[Website and app data records]
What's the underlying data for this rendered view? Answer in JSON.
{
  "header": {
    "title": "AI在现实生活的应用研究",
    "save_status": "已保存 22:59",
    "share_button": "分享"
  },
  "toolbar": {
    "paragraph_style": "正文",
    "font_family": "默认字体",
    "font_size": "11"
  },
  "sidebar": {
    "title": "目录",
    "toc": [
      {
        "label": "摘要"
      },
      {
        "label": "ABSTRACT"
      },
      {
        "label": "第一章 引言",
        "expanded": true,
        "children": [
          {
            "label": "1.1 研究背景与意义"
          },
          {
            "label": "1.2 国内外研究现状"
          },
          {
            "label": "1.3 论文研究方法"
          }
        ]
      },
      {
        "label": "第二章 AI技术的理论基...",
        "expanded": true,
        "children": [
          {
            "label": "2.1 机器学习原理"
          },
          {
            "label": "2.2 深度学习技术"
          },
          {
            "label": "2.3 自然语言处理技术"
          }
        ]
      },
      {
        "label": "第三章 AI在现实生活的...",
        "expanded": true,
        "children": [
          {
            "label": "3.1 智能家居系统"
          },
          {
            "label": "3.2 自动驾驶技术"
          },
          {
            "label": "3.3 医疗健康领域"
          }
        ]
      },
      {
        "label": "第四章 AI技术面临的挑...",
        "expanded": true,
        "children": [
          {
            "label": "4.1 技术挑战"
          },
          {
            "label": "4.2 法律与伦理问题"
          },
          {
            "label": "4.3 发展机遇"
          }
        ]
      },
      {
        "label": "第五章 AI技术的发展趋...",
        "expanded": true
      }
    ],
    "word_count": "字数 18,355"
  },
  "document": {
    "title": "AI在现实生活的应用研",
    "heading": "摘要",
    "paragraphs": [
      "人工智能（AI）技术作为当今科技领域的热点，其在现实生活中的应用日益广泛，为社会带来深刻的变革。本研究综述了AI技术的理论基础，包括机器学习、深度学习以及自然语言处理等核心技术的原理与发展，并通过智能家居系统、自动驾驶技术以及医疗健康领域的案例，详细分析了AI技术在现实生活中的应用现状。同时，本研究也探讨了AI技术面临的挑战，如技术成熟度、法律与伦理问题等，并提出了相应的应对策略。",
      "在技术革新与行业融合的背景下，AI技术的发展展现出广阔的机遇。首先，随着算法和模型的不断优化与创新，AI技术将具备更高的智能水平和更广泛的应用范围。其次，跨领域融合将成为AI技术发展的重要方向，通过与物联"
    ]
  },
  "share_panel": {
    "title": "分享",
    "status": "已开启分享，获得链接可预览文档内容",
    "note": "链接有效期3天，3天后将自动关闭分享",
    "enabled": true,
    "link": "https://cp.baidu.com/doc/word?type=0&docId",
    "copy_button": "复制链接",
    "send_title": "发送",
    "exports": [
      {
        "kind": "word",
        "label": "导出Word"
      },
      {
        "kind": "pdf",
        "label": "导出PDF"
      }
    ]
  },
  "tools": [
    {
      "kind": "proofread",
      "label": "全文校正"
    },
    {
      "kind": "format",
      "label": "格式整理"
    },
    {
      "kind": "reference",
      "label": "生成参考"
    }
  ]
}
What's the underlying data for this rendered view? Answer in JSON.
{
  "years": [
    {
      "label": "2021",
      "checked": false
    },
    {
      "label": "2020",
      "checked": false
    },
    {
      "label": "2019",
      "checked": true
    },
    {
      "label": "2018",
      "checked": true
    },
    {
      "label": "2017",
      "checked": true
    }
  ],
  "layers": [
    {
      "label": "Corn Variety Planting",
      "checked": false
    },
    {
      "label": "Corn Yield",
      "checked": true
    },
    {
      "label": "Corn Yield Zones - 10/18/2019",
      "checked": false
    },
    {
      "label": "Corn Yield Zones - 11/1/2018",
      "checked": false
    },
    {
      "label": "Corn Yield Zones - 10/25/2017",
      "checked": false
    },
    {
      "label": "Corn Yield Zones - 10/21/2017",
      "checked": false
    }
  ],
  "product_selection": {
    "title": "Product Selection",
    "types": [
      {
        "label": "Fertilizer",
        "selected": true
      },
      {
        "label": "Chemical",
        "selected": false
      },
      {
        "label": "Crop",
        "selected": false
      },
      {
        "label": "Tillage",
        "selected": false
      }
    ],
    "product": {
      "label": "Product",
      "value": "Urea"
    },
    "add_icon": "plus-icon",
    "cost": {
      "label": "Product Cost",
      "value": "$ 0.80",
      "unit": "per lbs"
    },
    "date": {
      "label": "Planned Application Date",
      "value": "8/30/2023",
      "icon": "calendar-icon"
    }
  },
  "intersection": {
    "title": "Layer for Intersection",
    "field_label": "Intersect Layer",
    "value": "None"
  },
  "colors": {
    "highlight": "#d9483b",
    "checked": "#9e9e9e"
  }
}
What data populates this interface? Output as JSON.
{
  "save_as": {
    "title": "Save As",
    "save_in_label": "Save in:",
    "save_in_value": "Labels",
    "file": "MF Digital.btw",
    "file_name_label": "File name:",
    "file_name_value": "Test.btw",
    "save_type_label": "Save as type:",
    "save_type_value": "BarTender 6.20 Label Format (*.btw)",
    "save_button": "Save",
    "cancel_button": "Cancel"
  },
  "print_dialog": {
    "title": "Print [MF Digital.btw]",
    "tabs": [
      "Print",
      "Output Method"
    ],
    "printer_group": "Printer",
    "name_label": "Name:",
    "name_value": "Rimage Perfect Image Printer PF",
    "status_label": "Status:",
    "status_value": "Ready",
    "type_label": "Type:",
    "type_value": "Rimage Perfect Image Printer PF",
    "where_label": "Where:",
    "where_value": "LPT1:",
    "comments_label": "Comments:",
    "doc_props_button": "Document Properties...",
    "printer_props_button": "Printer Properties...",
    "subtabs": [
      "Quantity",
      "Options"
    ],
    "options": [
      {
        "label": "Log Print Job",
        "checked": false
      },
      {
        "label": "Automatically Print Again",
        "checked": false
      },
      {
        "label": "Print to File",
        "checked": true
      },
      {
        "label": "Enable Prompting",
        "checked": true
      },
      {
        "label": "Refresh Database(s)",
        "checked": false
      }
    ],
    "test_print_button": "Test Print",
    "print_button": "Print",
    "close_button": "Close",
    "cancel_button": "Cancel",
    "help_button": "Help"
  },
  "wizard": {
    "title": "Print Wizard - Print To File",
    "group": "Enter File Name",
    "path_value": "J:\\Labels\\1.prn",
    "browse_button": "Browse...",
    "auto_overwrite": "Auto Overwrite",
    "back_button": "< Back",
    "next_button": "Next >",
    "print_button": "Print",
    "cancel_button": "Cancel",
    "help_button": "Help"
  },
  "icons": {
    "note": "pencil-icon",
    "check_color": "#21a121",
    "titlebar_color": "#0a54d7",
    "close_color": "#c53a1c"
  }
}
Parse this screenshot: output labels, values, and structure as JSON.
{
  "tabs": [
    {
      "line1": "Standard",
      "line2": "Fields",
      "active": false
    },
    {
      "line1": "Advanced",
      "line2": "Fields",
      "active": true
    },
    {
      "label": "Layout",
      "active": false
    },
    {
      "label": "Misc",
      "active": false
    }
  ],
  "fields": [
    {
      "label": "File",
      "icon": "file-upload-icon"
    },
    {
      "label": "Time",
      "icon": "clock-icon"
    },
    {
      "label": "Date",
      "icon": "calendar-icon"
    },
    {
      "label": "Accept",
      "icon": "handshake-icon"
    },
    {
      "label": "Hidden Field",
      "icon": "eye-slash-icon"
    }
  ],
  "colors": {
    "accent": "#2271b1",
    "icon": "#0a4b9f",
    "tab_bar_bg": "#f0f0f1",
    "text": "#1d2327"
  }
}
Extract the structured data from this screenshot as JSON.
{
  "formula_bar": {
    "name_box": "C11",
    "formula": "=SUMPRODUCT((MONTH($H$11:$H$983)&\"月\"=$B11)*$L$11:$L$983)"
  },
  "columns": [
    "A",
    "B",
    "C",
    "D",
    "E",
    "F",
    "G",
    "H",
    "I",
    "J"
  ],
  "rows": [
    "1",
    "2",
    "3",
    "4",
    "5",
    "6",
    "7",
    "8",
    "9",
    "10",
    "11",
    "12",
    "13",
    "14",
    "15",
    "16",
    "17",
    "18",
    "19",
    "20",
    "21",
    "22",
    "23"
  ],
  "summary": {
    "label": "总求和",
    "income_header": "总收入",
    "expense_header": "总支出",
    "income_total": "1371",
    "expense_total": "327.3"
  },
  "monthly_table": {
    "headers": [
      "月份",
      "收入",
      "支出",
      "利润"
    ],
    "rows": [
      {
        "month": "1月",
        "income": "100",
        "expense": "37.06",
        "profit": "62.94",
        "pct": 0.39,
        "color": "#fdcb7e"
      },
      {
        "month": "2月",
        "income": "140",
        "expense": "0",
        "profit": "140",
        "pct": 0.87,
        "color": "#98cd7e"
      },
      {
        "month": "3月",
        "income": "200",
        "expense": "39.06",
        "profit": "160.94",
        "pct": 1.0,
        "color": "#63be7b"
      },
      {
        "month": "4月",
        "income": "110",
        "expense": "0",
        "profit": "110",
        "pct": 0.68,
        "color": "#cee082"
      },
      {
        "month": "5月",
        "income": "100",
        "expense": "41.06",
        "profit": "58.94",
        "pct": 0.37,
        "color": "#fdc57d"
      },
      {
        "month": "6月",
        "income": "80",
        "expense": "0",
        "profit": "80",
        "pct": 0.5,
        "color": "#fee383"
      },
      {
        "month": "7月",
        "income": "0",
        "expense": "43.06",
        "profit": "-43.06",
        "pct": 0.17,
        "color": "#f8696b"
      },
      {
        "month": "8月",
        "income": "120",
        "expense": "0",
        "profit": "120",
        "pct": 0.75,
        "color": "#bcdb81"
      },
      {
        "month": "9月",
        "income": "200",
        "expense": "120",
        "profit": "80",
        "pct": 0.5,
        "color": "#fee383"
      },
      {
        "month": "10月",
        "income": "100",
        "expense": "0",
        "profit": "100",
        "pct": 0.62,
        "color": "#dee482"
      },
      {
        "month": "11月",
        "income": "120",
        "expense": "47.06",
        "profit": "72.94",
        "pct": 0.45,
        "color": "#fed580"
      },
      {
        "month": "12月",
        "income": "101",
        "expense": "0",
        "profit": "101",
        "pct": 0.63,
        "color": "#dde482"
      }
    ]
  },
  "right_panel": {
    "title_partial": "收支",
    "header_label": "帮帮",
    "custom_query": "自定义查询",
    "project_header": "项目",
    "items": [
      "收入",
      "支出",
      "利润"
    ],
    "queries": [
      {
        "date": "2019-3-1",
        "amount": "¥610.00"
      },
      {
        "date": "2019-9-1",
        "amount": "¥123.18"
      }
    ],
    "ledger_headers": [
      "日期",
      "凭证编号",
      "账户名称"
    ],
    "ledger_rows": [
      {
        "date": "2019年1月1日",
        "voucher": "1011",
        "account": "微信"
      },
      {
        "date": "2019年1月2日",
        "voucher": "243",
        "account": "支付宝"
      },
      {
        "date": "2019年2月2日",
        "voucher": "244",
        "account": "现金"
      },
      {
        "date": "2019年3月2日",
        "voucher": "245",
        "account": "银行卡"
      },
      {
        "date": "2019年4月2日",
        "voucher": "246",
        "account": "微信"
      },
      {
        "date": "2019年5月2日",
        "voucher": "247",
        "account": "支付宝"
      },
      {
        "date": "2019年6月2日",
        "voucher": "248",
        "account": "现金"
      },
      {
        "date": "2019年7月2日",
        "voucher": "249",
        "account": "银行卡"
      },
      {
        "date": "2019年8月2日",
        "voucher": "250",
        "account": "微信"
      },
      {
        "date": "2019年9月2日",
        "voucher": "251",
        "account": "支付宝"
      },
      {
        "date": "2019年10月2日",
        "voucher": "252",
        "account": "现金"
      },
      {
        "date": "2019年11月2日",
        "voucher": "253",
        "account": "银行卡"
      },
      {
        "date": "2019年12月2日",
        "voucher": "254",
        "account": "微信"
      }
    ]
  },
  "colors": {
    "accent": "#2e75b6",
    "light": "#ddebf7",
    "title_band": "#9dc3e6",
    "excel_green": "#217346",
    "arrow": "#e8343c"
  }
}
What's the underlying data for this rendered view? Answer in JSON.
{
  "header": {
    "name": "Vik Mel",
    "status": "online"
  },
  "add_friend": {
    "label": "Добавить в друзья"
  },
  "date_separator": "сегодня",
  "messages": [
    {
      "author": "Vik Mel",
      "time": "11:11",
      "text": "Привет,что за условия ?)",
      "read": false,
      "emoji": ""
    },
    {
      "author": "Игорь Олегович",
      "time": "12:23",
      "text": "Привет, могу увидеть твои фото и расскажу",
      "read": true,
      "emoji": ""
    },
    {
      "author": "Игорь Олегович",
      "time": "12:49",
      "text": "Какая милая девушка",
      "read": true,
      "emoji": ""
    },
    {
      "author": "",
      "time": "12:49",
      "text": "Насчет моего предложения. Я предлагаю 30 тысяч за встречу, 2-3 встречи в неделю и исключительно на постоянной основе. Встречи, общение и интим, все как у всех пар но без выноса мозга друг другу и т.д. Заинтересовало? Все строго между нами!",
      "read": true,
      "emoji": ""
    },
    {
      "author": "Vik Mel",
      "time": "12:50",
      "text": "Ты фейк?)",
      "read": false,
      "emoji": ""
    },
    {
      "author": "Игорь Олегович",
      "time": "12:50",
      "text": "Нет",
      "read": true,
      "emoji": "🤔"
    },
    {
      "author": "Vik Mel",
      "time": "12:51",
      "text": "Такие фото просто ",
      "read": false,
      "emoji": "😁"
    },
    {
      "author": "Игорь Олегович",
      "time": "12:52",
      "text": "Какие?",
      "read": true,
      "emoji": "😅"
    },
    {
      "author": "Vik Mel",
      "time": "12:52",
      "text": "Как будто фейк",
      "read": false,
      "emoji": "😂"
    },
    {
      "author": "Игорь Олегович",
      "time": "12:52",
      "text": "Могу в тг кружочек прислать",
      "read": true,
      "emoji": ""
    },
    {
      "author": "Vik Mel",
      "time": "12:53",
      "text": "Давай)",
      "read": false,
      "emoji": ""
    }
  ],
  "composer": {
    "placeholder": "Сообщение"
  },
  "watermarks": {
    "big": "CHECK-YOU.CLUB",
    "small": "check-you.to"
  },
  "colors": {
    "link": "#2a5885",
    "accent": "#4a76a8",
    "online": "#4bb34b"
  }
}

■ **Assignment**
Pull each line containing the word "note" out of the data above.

■ **Answer for this exercise**
    "note": "链接有效期3天，3天后将自动关闭分享",
    "note": "pencil-icon",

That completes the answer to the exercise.